Fanny Brice –
Produced on October 29, 1891, in nyc, Fanny Brice sang in a talent competition when she was 13 at Keeney’s Theatre, and won first prize. Brice was a Follies perennate after 1910, and her funny routines and parodies were tremendously popular. Brice also appeared in a number of motion pictures. Brice died
At 4 years old, Fanny went with her parents and three siblings to Newark, New Jersey. Under a decade after, Fanny’s dad’s gambling issue led Fanny’s parents to split, with Rose taking the kids and moving back to nyc, this time settling in Brooklyn.
Fanny’s success on the little stage ignited Brice’s fire for the limelight, and she soon left school to continue a vocation in the music business. After several failed efforts at living out her fantasy, Brice started working in a burlesque house—one of the least competitive types of amusement during the time.

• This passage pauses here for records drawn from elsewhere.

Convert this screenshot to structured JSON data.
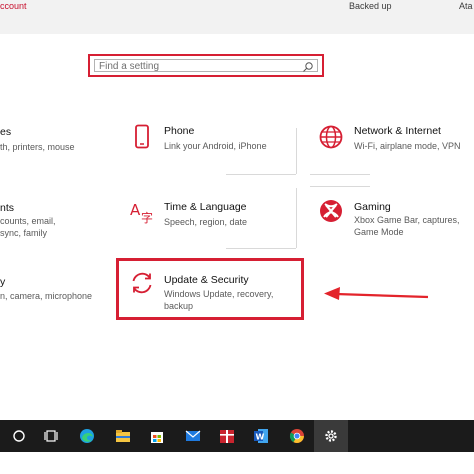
{
  "topbar": {
    "account_text": "ccount",
    "backed_up": "Backed up",
    "att": "Ata"
  },
  "search": {
    "placeholder": "Find a setting"
  },
  "tiles": {
    "system": {
      "title": "es",
      "desc": "th, printers, mouse"
    },
    "phone": {
      "title": "Phone",
      "desc": "Link your Android, iPhone"
    },
    "network": {
      "title": "Network & Internet",
      "desc": "Wi-Fi, airplane mode, VPN"
    },
    "accounts": {
      "title": "nts",
      "desc": "counts, email, sync, family"
    },
    "time": {
      "title": "Time & Language",
      "desc": "Speech, region, date"
    },
    "gaming": {
      "title": "Gaming",
      "desc": "Xbox Game Bar, captures, Game Mode"
    },
    "privacy": {
      "title": "y",
      "desc": "n, camera, microphone"
    },
    "update": {
      "title": "Update & Security",
      "desc": "Windows Update, recovery, backup"
    }
  },
  "colors": {
    "accent": "#d61f33",
    "arrow": "#e3242b",
    "taskbar": "#1b1b1b"
  },
  "taskbar": {
    "icons": [
      "search-icon",
      "task-view-icon",
      "edge-icon",
      "file-explorer-icon",
      "store-icon",
      "mail-icon",
      "gift-icon",
      "word-icon",
      "chrome-icon",
      "settings-icon"
    ]
  }
}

While employed as a burlesque performer, Brice was found by producer Florenz Ziegfeld Jr. Seeing her comedic possibility, Ziegfeld brought Brice on board for his 1910 production, Follies.

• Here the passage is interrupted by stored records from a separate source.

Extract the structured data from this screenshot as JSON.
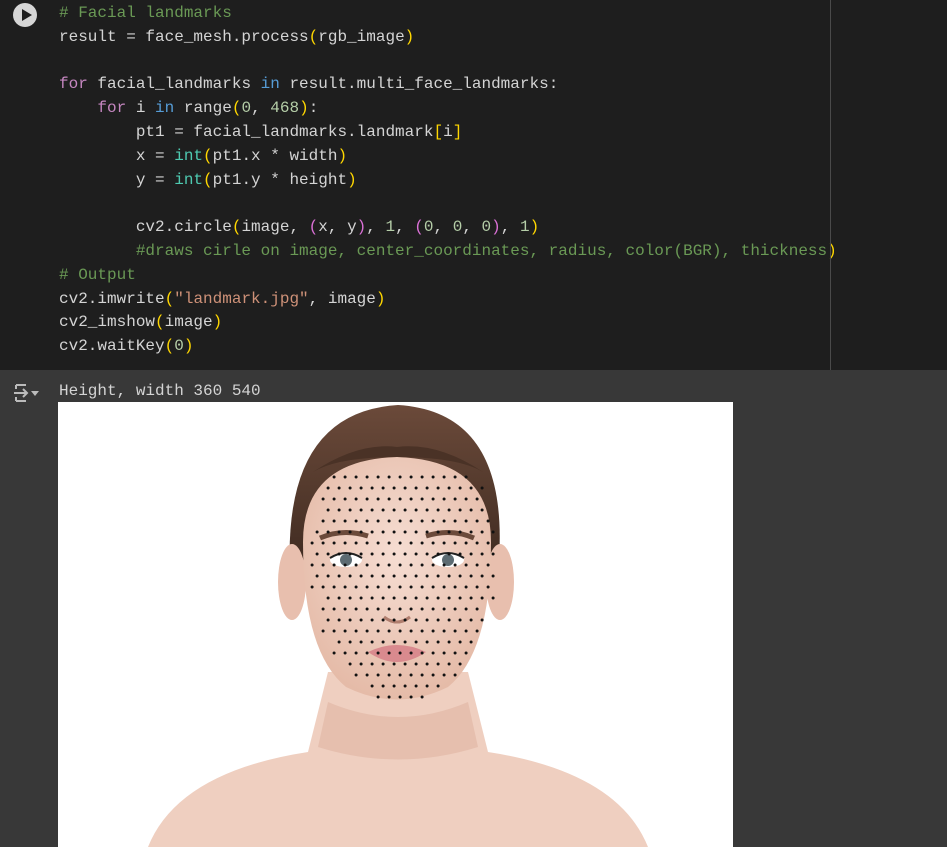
{
  "cell": {
    "run_button": "play-icon",
    "code_lines": [
      [
        [
          "# Facial landmarks",
          "com"
        ]
      ],
      [
        [
          "result = face_mesh.process",
          "txt"
        ],
        [
          "(",
          "p1"
        ],
        [
          "rgb_image",
          "txt"
        ],
        [
          ")",
          "p1"
        ]
      ],
      [],
      [
        [
          "for",
          "kw"
        ],
        [
          " facial_landmarks ",
          "txt"
        ],
        [
          "in",
          "in"
        ],
        [
          " result.multi_face_landmarks:",
          "txt"
        ]
      ],
      [
        [
          "    ",
          "txt"
        ],
        [
          "for",
          "kw"
        ],
        [
          " i ",
          "txt"
        ],
        [
          "in",
          "in"
        ],
        [
          " ",
          "txt"
        ],
        [
          "range",
          "txt"
        ],
        [
          "(",
          "p1"
        ],
        [
          "0",
          "num"
        ],
        [
          ", ",
          "txt"
        ],
        [
          "468",
          "num"
        ],
        [
          ")",
          "p1"
        ],
        [
          ":",
          "txt"
        ]
      ],
      [
        [
          "        pt1 = facial_landmarks.landmark",
          "txt"
        ],
        [
          "[",
          "p1"
        ],
        [
          "i",
          "txt"
        ],
        [
          "]",
          "p1"
        ]
      ],
      [
        [
          "        x = ",
          "txt"
        ],
        [
          "int",
          "bi"
        ],
        [
          "(",
          "p1"
        ],
        [
          "pt1.x * width",
          "txt"
        ],
        [
          ")",
          "p1"
        ]
      ],
      [
        [
          "        y = ",
          "txt"
        ],
        [
          "int",
          "bi"
        ],
        [
          "(",
          "p1"
        ],
        [
          "pt1.y * height",
          "txt"
        ],
        [
          ")",
          "p1"
        ]
      ],
      [],
      [
        [
          "        cv2.circle",
          "txt"
        ],
        [
          "(",
          "p1"
        ],
        [
          "image, ",
          "txt"
        ],
        [
          "(",
          "p2"
        ],
        [
          "x, y",
          "txt"
        ],
        [
          ")",
          "p2"
        ],
        [
          ", ",
          "txt"
        ],
        [
          "1",
          "num"
        ],
        [
          ", ",
          "txt"
        ],
        [
          "(",
          "p2"
        ],
        [
          "0",
          "num"
        ],
        [
          ", ",
          "txt"
        ],
        [
          "0",
          "num"
        ],
        [
          ", ",
          "txt"
        ],
        [
          "0",
          "num"
        ],
        [
          ")",
          "p2"
        ],
        [
          ", ",
          "txt"
        ],
        [
          "1",
          "num"
        ],
        [
          ")",
          "p1"
        ]
      ],
      [
        [
          "        #draws cirle on image, center_coordinates, radius, color(BGR), thickness",
          "com"
        ],
        [
          ")",
          "p1"
        ]
      ],
      [
        [
          "# Output",
          "com"
        ]
      ],
      [
        [
          "cv2.imwrite",
          "txt"
        ],
        [
          "(",
          "p1"
        ],
        [
          "\"landmark.jpg\"",
          "str"
        ],
        [
          ", image",
          "txt"
        ],
        [
          ")",
          "p1"
        ]
      ],
      [
        [
          "cv2_imshow",
          "txt"
        ],
        [
          "(",
          "p1"
        ],
        [
          "image",
          "txt"
        ],
        [
          ")",
          "p1"
        ]
      ],
      [
        [
          "cv2.waitKey",
          "txt"
        ],
        [
          "(",
          "p1"
        ],
        [
          "0",
          "num"
        ],
        [
          ")",
          "p1"
        ]
      ]
    ]
  },
  "output": {
    "icon": "output-collapse-icon",
    "text": "Height, width 360 540",
    "image": "face-landmarks-image"
  },
  "colors": {
    "cell_bg": "#1e1e1e",
    "output_bg": "#383838",
    "comment": "#6a9955",
    "keyword": "#c586c0",
    "string": "#ce9178"
  }
}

Though she’d comedic appeal, Brice did not get many parts in the act because she was not found as amazing by Ziegfeld’s standards. Thusly, the young Jewish girl who frequently resorted to self-deprecation and stereotypes for jokes neglected to get her contract renewed in 1911. With Merrill’s help, Brice became a comedic entertainer who shot the Ziegfeld Follies of 1916 and 1917 by thunderstorm with tunes like “The Yiddish Bride.”
For a decade after Fanny’s come back to the Ziegfeld Follies, Fanny Brice stayed a powerful and sidesplitting existence on the stage. Expecting to be taken more seriously as an actress and comic, Brice started performing “My Man” without any accent or over the top motions—unlike her other amounts—in 1921’s Follies production. A couple of years later, she got plastic surgery to change her nose, a feature that she believed most represented her Jewish tradition and caricature playing. Following the actress and comedian’s surgery, Brice appeared in the David Belasco production Fanny (1926), which sadly flopped.

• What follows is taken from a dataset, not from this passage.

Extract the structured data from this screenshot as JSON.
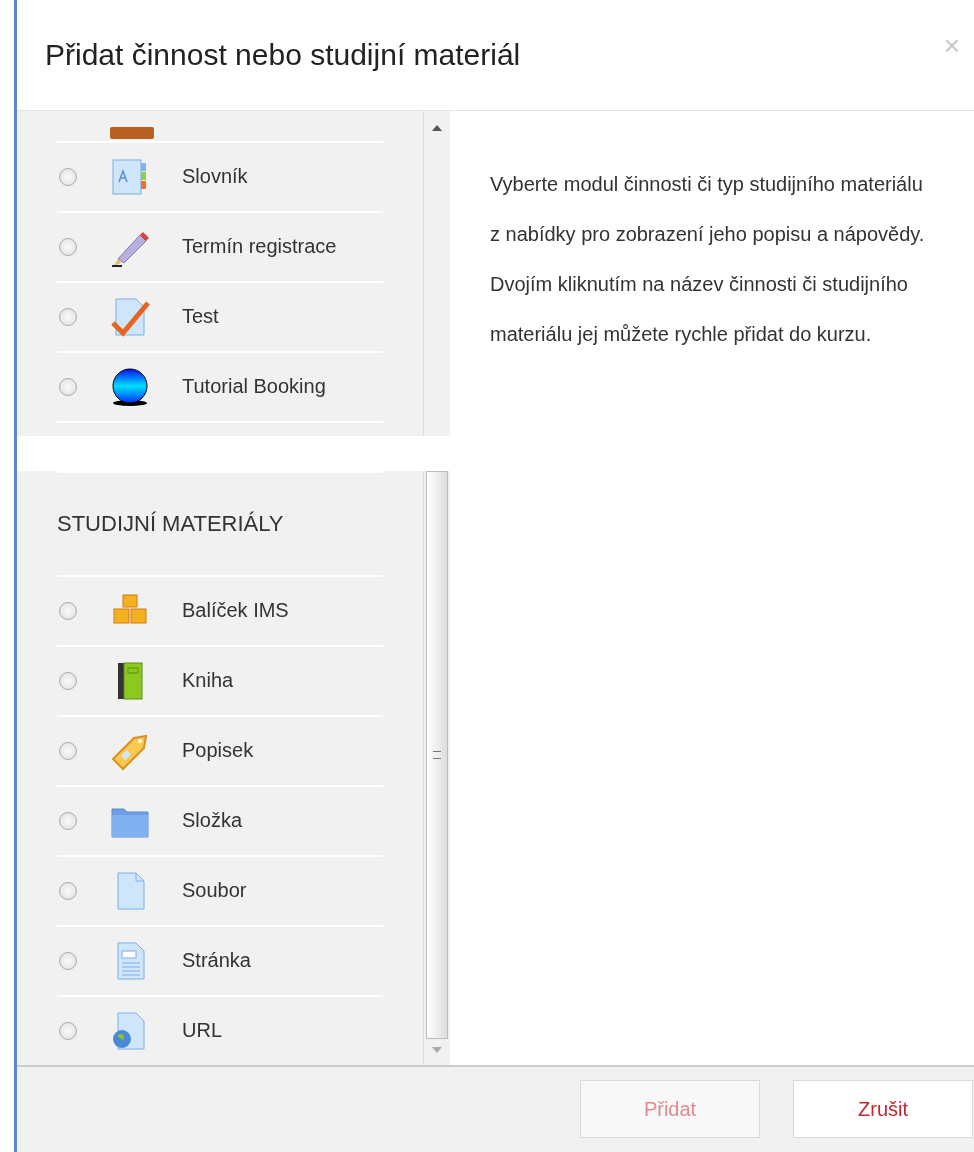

Though Brice was made to go back to humor following her valiant but failed attempt to take on much more serious parts, her comedic return was victorious. Transitioning to picture in 1928, Brice became the very first girl to star in a movie with sound; she played the landmark character of Fannie Brand in the movie My Man that year, though her performance did not garner much respect. Brice went to star in several more movies, including Be Yourself! (1930) and The Great Ziegfeld (1936), but she never developed the exact same stardom before the camera that a lot of her female counterparts were able to achieve.
Unable to shake her link to the Follies, Brice added to her repertoire of characters “Baby Snooks,” a distressed toddle understood for her tantrums. Brice and her character stayed on the radio until 1948, when Brice’s contract finished. Fanny Brice returned to radio the next year, bringing Baby Snooks with her, and continued performing her action on the radio waves for 2 years afterwards.
Not long after contemplating retirement, Fanny Brice endured a stroke on May 24, 1951. The renowned performer and comic died under a week later, on May 29, 1951, in la, California.